• _Task details_
From the line containing "Parse this screenshot: output" onward, every line of the entries is to be set down exactly, the last line included.

======

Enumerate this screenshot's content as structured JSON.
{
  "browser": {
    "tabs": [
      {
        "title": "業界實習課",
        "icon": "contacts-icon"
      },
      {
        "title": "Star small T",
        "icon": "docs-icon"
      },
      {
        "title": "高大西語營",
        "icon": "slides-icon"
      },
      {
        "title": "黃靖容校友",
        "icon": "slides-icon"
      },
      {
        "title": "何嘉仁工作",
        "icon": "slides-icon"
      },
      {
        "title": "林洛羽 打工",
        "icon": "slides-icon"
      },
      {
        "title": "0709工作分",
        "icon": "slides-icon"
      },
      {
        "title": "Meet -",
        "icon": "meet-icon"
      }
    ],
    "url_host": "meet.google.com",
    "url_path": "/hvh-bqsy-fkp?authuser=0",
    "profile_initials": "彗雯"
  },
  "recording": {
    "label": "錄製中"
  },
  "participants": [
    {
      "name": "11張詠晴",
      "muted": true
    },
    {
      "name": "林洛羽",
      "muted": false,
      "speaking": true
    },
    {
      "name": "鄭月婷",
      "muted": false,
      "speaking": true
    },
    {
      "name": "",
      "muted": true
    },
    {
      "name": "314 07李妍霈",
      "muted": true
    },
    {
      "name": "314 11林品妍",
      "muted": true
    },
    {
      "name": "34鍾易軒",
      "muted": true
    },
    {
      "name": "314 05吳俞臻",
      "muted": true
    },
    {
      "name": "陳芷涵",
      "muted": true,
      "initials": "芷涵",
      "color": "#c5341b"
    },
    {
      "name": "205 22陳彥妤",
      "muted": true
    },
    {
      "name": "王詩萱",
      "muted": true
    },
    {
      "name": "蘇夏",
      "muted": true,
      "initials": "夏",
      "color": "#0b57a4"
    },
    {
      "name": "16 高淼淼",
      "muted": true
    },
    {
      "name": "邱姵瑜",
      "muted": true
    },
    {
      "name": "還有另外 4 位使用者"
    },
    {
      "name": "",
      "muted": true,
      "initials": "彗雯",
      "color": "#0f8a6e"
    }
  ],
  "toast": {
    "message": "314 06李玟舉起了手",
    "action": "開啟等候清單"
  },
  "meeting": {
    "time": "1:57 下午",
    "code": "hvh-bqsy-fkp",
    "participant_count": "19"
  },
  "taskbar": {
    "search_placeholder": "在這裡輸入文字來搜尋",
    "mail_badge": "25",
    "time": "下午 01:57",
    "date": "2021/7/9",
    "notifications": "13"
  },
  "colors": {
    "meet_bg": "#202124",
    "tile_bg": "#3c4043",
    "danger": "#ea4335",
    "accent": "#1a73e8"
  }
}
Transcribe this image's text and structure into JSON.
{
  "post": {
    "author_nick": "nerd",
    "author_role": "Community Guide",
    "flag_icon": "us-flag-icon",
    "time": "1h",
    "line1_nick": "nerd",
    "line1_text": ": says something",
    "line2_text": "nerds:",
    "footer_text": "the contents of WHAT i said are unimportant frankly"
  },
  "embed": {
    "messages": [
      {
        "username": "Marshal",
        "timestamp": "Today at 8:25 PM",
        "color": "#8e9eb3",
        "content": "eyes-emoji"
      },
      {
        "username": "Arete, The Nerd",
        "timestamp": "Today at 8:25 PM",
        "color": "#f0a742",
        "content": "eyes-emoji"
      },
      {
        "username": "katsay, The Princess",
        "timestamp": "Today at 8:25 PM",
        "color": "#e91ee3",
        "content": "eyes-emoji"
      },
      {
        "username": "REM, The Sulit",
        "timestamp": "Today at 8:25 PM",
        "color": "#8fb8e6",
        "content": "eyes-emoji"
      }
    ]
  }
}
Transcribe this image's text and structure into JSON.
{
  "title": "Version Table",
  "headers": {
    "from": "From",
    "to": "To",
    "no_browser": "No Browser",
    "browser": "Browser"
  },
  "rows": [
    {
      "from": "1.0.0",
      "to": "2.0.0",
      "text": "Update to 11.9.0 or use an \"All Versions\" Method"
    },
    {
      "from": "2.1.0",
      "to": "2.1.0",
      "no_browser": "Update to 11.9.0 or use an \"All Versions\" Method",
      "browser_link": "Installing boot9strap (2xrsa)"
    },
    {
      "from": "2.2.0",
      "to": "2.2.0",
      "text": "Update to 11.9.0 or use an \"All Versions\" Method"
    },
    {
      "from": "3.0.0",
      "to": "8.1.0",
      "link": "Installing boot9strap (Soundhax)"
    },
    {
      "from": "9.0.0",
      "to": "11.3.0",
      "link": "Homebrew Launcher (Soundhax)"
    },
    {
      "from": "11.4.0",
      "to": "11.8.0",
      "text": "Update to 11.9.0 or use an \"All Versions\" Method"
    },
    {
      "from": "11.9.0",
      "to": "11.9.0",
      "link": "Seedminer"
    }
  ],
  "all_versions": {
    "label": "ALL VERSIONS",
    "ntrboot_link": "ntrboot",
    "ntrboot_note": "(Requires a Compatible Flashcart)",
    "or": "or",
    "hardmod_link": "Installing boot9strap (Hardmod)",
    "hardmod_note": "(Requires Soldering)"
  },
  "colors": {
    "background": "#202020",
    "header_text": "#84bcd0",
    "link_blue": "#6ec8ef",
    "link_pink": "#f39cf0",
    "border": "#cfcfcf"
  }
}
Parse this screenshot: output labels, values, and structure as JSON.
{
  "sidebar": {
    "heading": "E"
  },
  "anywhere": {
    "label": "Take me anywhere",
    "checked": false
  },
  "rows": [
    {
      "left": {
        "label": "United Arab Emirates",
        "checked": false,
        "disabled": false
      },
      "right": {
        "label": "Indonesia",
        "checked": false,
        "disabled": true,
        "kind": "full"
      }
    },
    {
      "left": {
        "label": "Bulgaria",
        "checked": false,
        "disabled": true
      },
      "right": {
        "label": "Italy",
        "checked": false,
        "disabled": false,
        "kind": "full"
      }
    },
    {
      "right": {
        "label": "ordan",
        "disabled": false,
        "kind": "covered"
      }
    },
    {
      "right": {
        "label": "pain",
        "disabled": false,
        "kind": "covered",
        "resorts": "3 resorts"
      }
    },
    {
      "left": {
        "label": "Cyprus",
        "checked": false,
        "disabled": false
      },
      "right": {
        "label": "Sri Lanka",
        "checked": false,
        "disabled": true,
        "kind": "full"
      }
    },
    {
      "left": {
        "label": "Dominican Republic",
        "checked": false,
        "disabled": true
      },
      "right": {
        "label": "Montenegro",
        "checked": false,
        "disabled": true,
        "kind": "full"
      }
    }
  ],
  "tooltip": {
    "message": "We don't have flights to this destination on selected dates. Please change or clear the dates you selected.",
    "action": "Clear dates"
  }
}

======

• _Answer box_
Parse this screenshot: output labels, values, and structure as JSON.
{
  "sidebar": {
    "heading": "E"
  },
  "anywhere": {
    "label": "Take me anywhere",
    "checked": false
  },
  "rows": [
    {
      "left": {
        "label": "United Arab Emirates",
        "checked": false,
        "disabled": false
      },
      "right": {
        "label": "Indonesia",
        "checked": false,
        "disabled": true,
        "kind": "full"
      }
    },
    {
      "left": {
        "label": "Bulgaria",
        "checked": false,
        "disabled": true
      },
      "right": {
        "label": "Italy",
        "checked": false,
        "disabled": false,
        "kind": "full"
      }
    },
    {
      "right": {
        "label": "ordan",
        "disabled": false,
        "kind": "covered"
      }
    },
    {
      "right": {
        "label": "pain",
        "disabled": false,
        "kind": "covered",
        "resorts": "3 resorts"
      }
    },
    {
      "left": {
        "label": "Cyprus",
        "checked": false,
        "disabled": false
      },
      "right": {
        "label": "Sri Lanka",
        "checked": false,
        "disabled": true,
        "kind": "full"
      }
    },
    {
      "left": {
        "label": "Dominican Republic",
        "checked": false,
        "disabled": true
      },
      "right": {
        "label": "Montenegro",
        "checked": false,
        "disabled": true,
        "kind": "full"
      }
    }
  ],
  "tooltip": {
    "message": "We don't have flights to this destination on selected dates. Please change or clear the dates you selected.",
    "action": "Clear dates"
  }
}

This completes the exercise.